* [Work to be completed]:
In how many lines of the listing below does "highlighted" appear? Reply with the number only.

* [Listed records]:
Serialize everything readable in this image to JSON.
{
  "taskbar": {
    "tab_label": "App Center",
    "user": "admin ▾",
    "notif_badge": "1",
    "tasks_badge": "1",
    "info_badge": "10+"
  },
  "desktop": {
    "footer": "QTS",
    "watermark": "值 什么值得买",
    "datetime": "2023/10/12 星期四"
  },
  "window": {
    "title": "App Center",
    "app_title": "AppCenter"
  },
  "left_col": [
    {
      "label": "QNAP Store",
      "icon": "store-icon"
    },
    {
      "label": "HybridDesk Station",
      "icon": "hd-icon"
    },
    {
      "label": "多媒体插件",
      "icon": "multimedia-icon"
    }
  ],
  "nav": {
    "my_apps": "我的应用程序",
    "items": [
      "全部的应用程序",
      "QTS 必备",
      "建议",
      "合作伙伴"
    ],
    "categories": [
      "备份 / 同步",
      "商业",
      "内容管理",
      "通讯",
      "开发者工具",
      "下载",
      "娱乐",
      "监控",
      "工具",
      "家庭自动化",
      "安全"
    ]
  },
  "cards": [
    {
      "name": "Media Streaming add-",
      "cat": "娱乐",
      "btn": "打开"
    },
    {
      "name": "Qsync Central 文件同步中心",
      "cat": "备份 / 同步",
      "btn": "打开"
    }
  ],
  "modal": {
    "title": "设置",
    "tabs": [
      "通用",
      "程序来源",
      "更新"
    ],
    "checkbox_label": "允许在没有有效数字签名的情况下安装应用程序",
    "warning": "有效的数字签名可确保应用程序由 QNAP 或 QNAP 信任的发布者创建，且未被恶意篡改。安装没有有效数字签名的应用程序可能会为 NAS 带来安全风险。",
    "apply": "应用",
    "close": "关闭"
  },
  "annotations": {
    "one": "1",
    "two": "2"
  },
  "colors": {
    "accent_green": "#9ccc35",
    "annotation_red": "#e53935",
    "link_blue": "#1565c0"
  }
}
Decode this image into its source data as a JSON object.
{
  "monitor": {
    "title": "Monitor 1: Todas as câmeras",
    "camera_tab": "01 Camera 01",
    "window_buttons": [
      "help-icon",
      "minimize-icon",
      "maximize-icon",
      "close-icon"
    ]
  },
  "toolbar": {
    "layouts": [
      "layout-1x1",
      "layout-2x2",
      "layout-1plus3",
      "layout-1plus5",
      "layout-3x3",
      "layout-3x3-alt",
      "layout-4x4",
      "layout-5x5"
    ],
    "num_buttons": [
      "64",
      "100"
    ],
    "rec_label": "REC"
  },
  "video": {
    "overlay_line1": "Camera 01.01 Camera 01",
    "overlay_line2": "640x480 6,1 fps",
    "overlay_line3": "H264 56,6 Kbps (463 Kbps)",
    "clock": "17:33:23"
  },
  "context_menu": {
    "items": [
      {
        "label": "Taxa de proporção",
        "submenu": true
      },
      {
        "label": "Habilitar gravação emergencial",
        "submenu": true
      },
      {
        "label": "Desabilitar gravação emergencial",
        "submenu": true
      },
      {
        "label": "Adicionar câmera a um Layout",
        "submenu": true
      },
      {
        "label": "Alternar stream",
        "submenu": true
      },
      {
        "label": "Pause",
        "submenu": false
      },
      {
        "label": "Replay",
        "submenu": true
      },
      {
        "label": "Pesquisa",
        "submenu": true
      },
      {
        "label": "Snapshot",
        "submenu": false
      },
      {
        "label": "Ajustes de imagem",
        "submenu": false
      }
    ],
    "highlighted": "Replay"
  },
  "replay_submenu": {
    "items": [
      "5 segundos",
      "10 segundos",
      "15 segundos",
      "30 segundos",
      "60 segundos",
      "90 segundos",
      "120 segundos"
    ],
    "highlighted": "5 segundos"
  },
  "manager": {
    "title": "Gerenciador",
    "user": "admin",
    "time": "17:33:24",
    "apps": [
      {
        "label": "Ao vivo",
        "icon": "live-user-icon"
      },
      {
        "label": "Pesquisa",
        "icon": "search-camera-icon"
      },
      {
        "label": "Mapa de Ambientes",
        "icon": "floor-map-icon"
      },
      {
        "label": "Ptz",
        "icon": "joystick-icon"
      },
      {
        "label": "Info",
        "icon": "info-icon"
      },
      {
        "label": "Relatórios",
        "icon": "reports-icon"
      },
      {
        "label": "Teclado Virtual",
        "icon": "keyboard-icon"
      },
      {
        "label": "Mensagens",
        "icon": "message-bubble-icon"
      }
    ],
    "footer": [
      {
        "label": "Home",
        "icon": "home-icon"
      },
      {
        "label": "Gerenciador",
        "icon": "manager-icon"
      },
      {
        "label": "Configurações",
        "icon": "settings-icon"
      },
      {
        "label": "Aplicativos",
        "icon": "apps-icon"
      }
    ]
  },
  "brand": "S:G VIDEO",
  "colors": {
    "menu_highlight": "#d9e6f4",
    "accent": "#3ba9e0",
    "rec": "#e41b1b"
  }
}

* [Task response]:
2